Photo by Jeffrey Austin
Zenon founding artistic director, Linda Z. Andrews.

About veterans Maginnis and Waletski, Andrews says, “They’ve had amazing careers with Zenon and bring their life experience to the work. But they still retain a sense of wonder about dance and movement, they’re extremely creative, and the newer dancers watch them and take them in.”

She means younger dancers like Bryan Godbout (once an apprentice, now a company member since 2006) and Leslie O’Neill (a current apprentice, who’ll become a company member when Maginnis leaves after Zenon’s July show at Dance Theater Workshop in New York). ” Bryan and Leslie are very open to being mentored,” Andrews says. “They have tremendous energy and willingness, and learn so much about being a professional from the other dancers.”

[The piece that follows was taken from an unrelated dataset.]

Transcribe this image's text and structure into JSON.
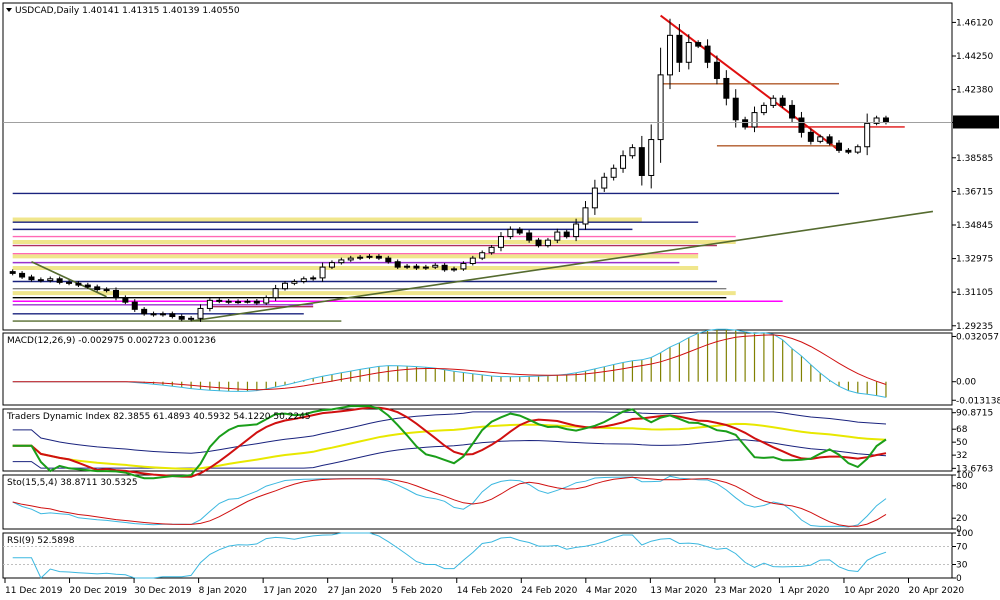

“The spirit of Zenon continues on in this wonderful balance of experienced dancers that stabilize and mentor the newer dancers, and the element of youth that brings its own energy to the company. All my dancers, in addition to their natural talent as artists, constantly remind the audience of why they’re in dance — through the joy and exuberance they infuse into every performance.”

Upcoming performances
: Zenon Dance Company, 25th Anniversary Fall Program
When: 7:30 p.m., Friday; 1 p.m. and 7:30 p.m., Saturday; 7 p.m., Sunday
Where: McGuire Proscenium Stage, Guthrie Theater, 818 S. Second St., Minneapolis
Cost: $22-$34
More info: 612-377-2224 or Guthrie Theater

What: “The Nutcracker According to Mother Goose”
When: 10 a.m. and 1 p.m., Saturday, Dec. 15, Dec. 22
Where: Southern Theater, 1420 Washington Ave. S., Minneapolis
Cost: $10-$15
More info: 612-340-1725 or Southern Theater.
Additional performances:
When: 4:30 p.m. and 7 p.m., Tuesday, Dec.18
Where: Eden Prairie High School, 7185 Valley View Road, Eden Prairie
Cost: $6-$8
Info: 952-975-8008